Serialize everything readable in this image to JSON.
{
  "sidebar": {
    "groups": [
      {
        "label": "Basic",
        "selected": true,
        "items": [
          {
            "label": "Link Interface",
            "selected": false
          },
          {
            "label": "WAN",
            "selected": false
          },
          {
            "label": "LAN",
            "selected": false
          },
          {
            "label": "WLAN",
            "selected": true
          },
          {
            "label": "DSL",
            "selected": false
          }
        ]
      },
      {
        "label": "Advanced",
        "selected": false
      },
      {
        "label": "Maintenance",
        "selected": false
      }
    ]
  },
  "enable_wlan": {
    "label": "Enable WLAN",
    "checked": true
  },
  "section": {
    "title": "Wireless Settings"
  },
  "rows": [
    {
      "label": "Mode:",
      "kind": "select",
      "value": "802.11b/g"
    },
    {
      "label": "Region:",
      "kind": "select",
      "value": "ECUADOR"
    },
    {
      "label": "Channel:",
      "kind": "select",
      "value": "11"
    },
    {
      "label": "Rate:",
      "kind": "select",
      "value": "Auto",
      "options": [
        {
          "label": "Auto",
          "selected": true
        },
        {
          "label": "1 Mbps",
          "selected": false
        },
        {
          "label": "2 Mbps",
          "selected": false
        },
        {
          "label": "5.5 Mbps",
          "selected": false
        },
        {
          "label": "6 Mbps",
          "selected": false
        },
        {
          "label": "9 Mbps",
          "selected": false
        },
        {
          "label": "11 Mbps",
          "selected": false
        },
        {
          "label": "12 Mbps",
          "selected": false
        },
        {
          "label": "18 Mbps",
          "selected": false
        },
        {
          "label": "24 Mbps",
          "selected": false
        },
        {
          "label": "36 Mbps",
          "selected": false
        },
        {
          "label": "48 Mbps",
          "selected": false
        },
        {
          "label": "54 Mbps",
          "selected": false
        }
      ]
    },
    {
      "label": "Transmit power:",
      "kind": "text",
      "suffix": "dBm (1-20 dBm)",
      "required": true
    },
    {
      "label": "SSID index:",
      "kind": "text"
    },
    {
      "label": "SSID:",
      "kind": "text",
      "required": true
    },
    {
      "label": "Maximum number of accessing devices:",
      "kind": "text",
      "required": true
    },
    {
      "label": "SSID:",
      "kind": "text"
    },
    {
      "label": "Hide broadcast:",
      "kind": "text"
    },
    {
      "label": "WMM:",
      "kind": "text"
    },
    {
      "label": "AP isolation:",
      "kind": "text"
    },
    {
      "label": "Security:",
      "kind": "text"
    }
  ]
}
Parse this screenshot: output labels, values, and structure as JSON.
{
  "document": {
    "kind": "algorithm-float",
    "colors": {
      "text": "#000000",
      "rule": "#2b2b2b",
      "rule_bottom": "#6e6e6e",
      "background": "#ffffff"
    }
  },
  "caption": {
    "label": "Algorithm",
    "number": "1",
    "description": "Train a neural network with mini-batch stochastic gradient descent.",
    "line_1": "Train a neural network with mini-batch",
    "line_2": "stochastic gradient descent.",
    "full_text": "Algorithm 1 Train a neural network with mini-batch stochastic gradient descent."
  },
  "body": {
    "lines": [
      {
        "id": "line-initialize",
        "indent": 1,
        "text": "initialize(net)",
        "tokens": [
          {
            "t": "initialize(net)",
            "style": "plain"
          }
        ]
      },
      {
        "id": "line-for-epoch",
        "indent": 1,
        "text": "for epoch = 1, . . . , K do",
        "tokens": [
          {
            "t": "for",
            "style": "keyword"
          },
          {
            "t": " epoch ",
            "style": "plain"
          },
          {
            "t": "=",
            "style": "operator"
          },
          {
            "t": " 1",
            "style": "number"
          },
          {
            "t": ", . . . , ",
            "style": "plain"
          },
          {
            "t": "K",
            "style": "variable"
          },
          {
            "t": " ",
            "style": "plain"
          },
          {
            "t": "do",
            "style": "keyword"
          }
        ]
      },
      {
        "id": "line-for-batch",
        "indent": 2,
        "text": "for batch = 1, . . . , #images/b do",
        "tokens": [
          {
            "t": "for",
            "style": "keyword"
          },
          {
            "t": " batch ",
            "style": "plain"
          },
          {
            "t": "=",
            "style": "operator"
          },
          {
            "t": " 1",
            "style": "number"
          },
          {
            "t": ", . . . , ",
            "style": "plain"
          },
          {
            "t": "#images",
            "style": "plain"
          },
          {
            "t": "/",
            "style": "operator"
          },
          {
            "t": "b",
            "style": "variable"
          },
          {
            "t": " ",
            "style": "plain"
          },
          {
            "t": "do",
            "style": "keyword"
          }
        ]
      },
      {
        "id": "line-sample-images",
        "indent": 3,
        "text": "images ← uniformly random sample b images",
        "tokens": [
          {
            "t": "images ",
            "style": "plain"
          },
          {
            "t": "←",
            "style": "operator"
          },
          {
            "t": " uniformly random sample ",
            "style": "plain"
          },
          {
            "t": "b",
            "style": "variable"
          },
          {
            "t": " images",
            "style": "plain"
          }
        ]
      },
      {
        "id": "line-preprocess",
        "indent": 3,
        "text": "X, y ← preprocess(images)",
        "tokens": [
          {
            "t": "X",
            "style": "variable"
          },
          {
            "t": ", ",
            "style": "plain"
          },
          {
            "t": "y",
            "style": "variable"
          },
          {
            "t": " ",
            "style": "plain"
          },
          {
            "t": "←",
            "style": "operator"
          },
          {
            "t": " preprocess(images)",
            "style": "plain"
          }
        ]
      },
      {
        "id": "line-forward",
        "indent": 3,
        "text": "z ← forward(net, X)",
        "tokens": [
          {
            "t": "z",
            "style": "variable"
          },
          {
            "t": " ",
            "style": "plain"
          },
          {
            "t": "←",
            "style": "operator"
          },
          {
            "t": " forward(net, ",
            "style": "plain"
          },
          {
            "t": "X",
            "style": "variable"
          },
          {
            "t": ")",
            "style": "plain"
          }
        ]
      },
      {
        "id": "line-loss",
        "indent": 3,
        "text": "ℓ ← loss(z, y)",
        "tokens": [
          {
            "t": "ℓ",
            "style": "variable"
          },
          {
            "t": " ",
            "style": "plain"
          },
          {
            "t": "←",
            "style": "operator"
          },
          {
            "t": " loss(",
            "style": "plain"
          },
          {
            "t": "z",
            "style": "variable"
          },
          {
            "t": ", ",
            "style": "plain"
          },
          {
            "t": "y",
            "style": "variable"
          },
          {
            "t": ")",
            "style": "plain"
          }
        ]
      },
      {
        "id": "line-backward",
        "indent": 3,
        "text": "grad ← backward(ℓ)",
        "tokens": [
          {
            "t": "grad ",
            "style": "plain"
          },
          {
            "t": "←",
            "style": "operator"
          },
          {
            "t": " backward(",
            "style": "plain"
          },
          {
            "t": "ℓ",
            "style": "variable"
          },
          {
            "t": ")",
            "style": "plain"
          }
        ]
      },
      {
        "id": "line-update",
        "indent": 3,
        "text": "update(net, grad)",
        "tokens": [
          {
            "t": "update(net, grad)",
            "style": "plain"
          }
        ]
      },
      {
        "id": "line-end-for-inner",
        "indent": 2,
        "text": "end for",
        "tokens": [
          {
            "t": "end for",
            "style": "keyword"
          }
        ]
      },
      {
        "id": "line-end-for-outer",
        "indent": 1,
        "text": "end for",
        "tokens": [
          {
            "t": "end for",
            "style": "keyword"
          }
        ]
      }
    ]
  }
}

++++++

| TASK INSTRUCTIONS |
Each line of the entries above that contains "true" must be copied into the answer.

| WORKED SOLUTION |
        "selected": true,
            "selected": true
    "checked": true
          "selected": true
      "required": true
      "required": true
      "required": true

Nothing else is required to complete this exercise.